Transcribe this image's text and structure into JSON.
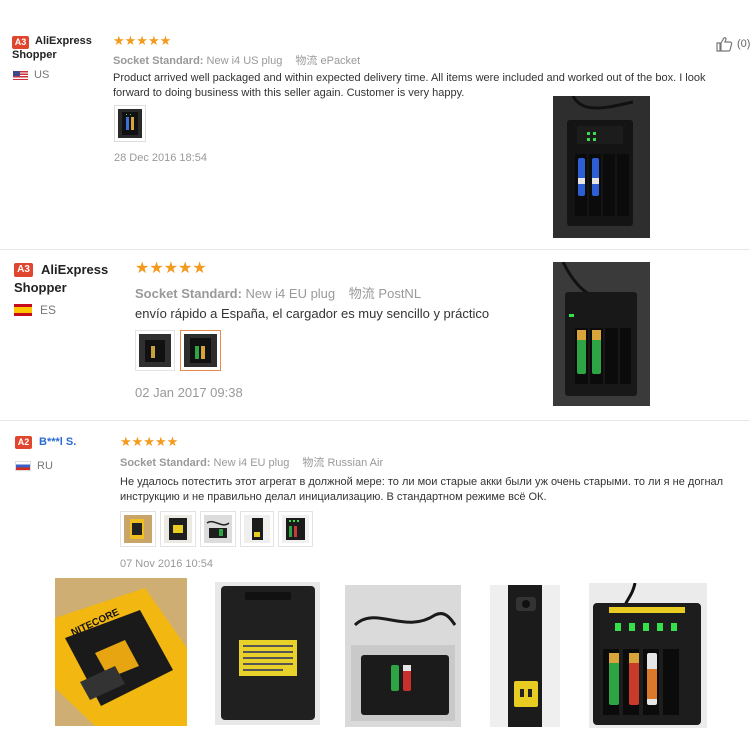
{
  "reviews": [
    {
      "badge": "A3",
      "name": "AliExpress Shopper",
      "country": "US",
      "stars": "★★★★★",
      "meta_label": "Socket Standard:",
      "meta_value": "New i4 US plug",
      "ship_label": "物流",
      "ship_value": "ePacket",
      "text": "Product arrived well packaged and within expected delivery time. All items were included and worked out of the box. I look forward to doing business with this seller again. Customer is very happy.",
      "date": "28 Dec 2016 18:54",
      "likes": "(0)"
    },
    {
      "badge": "A3",
      "name": "AliExpress Shopper",
      "country": "ES",
      "stars": "★★★★★",
      "meta_label": "Socket Standard:",
      "meta_value": "New i4 EU plug",
      "ship_label": "物流",
      "ship_value": "PostNL",
      "text": "envío rápido a España, el cargador es muy sencillo y práctico",
      "date": "02 Jan 2017 09:38"
    },
    {
      "badge": "A2",
      "name": "B***l S.",
      "country": "RU",
      "stars": "★★★★★",
      "meta_label": "Socket Standard:",
      "meta_value": "New i4 EU plug",
      "ship_label": "物流",
      "ship_value": "Russian Air",
      "text": "Не удалось потестить этот агрегат в должной мере: то ли мои старые акки были уж очень старыми. то ли я не догнал инструкцию и не правильно делал инициализацию. В стандартном режиме всё ОК.",
      "date": "07 Nov 2016 10:54"
    }
  ],
  "colors": {
    "accent": "#e0452e",
    "star": "#f49a1c",
    "muted": "#999999",
    "selected_border": "#e88a4a",
    "led": "#35e04a"
  },
  "icons": {
    "like": "thumbs-up-icon"
  }
}
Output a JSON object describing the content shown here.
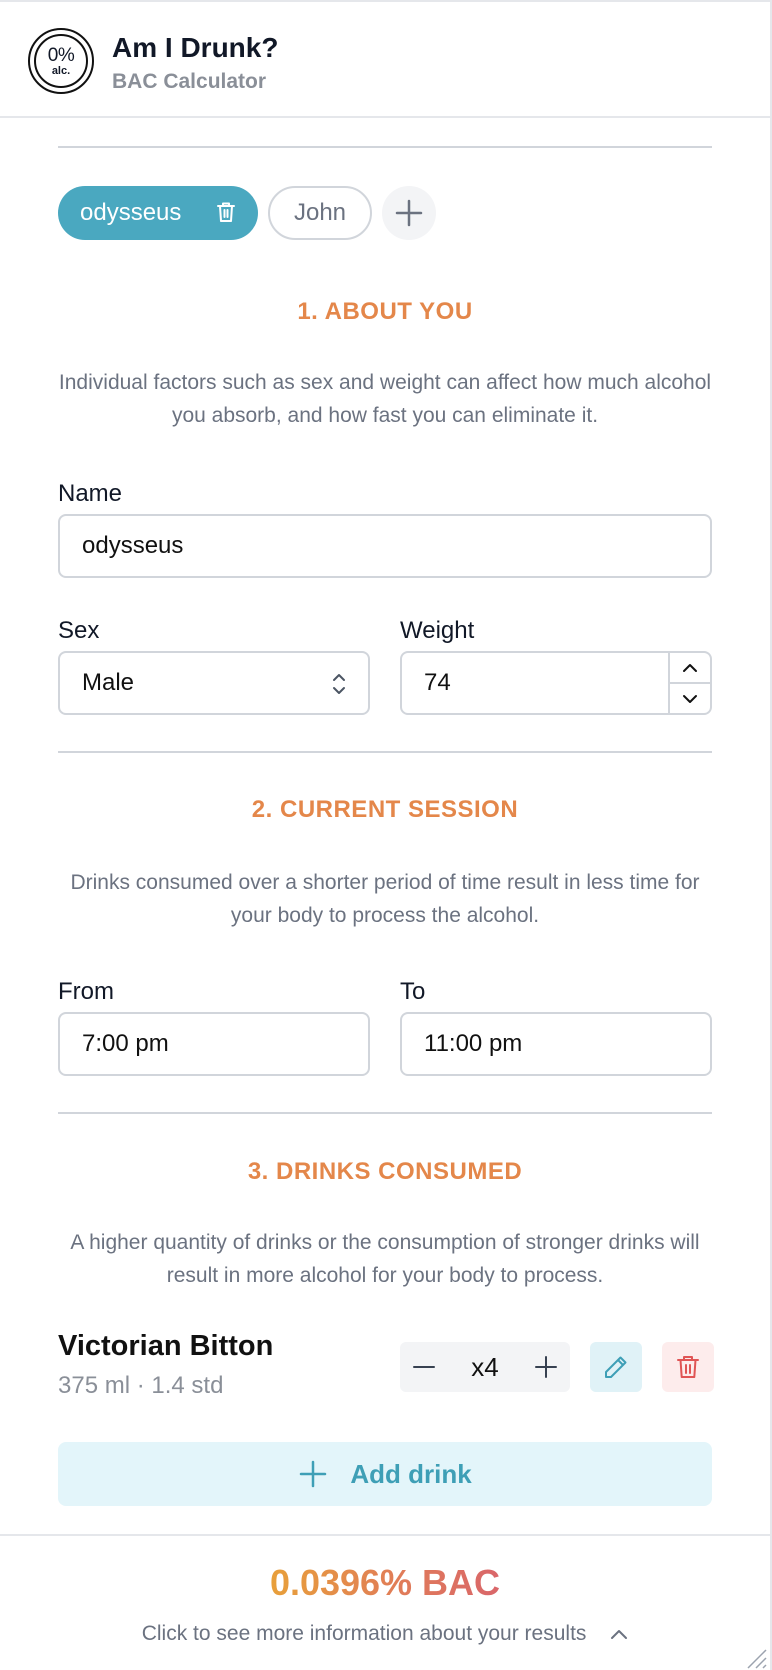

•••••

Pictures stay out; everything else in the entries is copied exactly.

* **Solution for this exercise**:
Transcribe this image's text and structure into JSON.
{
  "reviews": [
    {
      "badge": "A3",
      "name": "AliExpress Shopper",
      "country": "US",
      "stars": "★★★★★",
      "meta_label": "Socket Standard:",
      "meta_value": "New i4 US plug",
      "ship_label": "物流",
      "ship_value": "ePacket",
      "text": "Product arrived well packaged and within expected delivery time. All items were included and worked out of the box. I look forward to doing business with this seller again. Customer is very happy.",
      "date": "28 Dec 2016 18:54",
      "likes": "(0)"
    },
    {
      "badge": "A3",
      "name": "AliExpress Shopper",
      "country": "ES",
      "stars": "★★★★★",
      "meta_label": "Socket Standard:",
      "meta_value": "New i4 EU plug",
      "ship_label": "物流",
      "ship_value": "PostNL",
      "text": "envío rápido a España, el cargador es muy sencillo y práctico",
      "date": "02 Jan 2017 09:38"
    },
    {
      "badge": "A2",
      "name": "B***l S.",
      "country": "RU",
      "stars": "★★★★★",
      "meta_label": "Socket Standard:",
      "meta_value": "New i4 EU plug",
      "ship_label": "物流",
      "ship_value": "Russian Air",
      "text": "Не удалось потестить этот агрегат в должной мере: то ли мои старые акки были уж очень старыми. то ли я не догнал инструкцию и не правильно делал инициализацию. В стандартном режиме всё ОК.",
      "date": "07 Nov 2016 10:54"
    }
  ],
  "colors": {
    "accent": "#e0452e",
    "star": "#f49a1c",
    "muted": "#999999",
    "selected_border": "#e88a4a",
    "led": "#35e04a"
  },
  "icons": {
    "like": "thumbs-up-icon"
  }
}
Output a JSON object describing the content shown here.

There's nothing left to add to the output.